= Beginning of Section =

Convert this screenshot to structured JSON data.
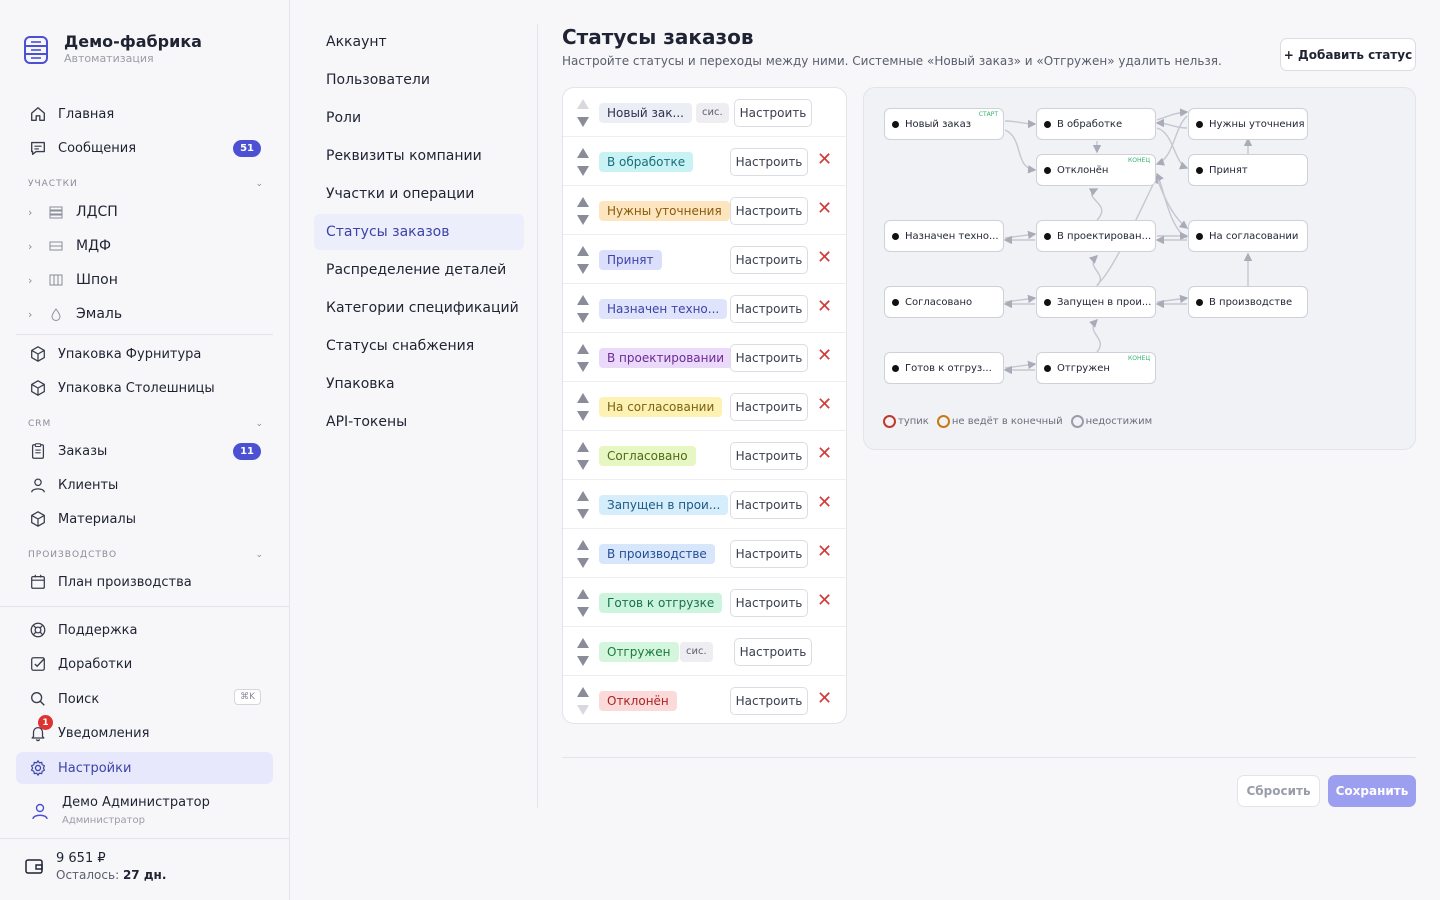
{
  "brand": {
    "title": "Демо-фабрика",
    "subtitle": "Автоматизация"
  },
  "sidebar": {
    "home": "Главная",
    "messages": {
      "label": "Сообщения",
      "badge": "51"
    },
    "section_areas": "УЧАСТКИ",
    "areas": [
      "ЛДСП",
      "МДФ",
      "Шпон",
      "Эмаль"
    ],
    "packing_hardware": "Упаковка Фурнитура",
    "packing_tops": "Упаковка Столешницы",
    "section_crm": "CRM",
    "orders": {
      "label": "Заказы",
      "badge": "11"
    },
    "clients": "Клиенты",
    "materials": "Материалы",
    "section_production": "ПРОИЗВОДСТВО",
    "production_plan": "План производства",
    "support": "Поддержка",
    "improvements": "Доработки",
    "search": {
      "label": "Поиск",
      "shortcut": "⌘K"
    },
    "notifications": {
      "label": "Уведомления",
      "count": "1"
    },
    "settings": "Настройки",
    "user": {
      "name": "Демо Администратор",
      "role": "Администратор"
    },
    "balance": {
      "amount": "9 651 ₽",
      "left_label": "Осталось:",
      "left_value": "27 дн."
    }
  },
  "settings_nav": [
    "Аккаунт",
    "Пользователи",
    "Роли",
    "Реквизиты компании",
    "Участки и операции",
    "Статусы заказов",
    "Распределение деталей",
    "Категории спецификаций",
    "Статусы снабжения",
    "Упаковка",
    "API-токены"
  ],
  "page": {
    "title": "Статусы заказов",
    "description": "Настройте статусы и переходы между ними. Системные «Новый заказ» и «Отгружен» удалить нельзя.",
    "add_button": "+ Добавить статус",
    "configure_label": "Настроить",
    "system_tag": "сис.",
    "reset_button": "Сбросить",
    "save_button": "Сохранить"
  },
  "statuses": [
    {
      "label": "Новый зак...",
      "system": true,
      "bg": "#eceef5",
      "fg": "#2d3150"
    },
    {
      "label": "В обработке",
      "system": false,
      "bg": "#c9f2f4",
      "fg": "#16707a"
    },
    {
      "label": "Нужны уточнения",
      "system": false,
      "bg": "#fde6bf",
      "fg": "#8a5a0d"
    },
    {
      "label": "Принят",
      "system": false,
      "bg": "#dcdffb",
      "fg": "#3d44a8"
    },
    {
      "label": "Назначен техно...",
      "system": false,
      "bg": "#dfe3fb",
      "fg": "#3d44a8"
    },
    {
      "label": "В проектировании",
      "system": false,
      "bg": "#ead9f8",
      "fg": "#6b2a9a"
    },
    {
      "label": "На согласовании",
      "system": false,
      "bg": "#fdf2b3",
      "fg": "#7a6210"
    },
    {
      "label": "Согласовано",
      "system": false,
      "bg": "#e7f7c3",
      "fg": "#4e6b10"
    },
    {
      "label": "Запущен в прои...",
      "system": false,
      "bg": "#d6edfb",
      "fg": "#1d5a86"
    },
    {
      "label": "В производстве",
      "system": false,
      "bg": "#d7e6fb",
      "fg": "#234e9a"
    },
    {
      "label": "Готов к отгрузке",
      "system": false,
      "bg": "#cdf5de",
      "fg": "#17704a"
    },
    {
      "label": "Отгружен",
      "system": true,
      "bg": "#d3f6dd",
      "fg": "#1a7a3f"
    },
    {
      "label": "Отклонён",
      "system": false,
      "bg": "#fcdada",
      "fg": "#a82424"
    }
  ],
  "graph": {
    "nodes": [
      {
        "label": "Новый заказ",
        "tag": "СТАРТ"
      },
      {
        "label": "В обработке",
        "tag": ""
      },
      {
        "label": "Нужны уточнения",
        "tag": ""
      },
      {
        "label": "Отклонён",
        "tag": "КОНЕЦ"
      },
      {
        "label": "Принят",
        "tag": ""
      },
      {
        "label": "Назначен техно...",
        "tag": ""
      },
      {
        "label": "В проектирован...",
        "tag": ""
      },
      {
        "label": "На согласовании",
        "tag": ""
      },
      {
        "label": "Согласовано",
        "tag": ""
      },
      {
        "label": "Запущен в прои...",
        "tag": ""
      },
      {
        "label": "В производстве",
        "tag": ""
      },
      {
        "label": "Готов к отгруз...",
        "tag": ""
      },
      {
        "label": "Отгружен",
        "tag": "КОНЕЦ"
      }
    ],
    "legend": [
      {
        "label": "тупик",
        "color": "#c0392b"
      },
      {
        "label": "не ведёт в конечный",
        "color": "#c77a12"
      },
      {
        "label": "недостижим",
        "color": "#9a9caa"
      }
    ]
  }
}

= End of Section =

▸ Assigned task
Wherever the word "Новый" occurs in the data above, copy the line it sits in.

▸ Output of the exercise
    "description": "Настройте статусы и переходы между ними. Системные «Новый заказ» и «Отгружен» удалить нельзя.",
      "label": "Новый зак...",
        "label": "Новый заказ",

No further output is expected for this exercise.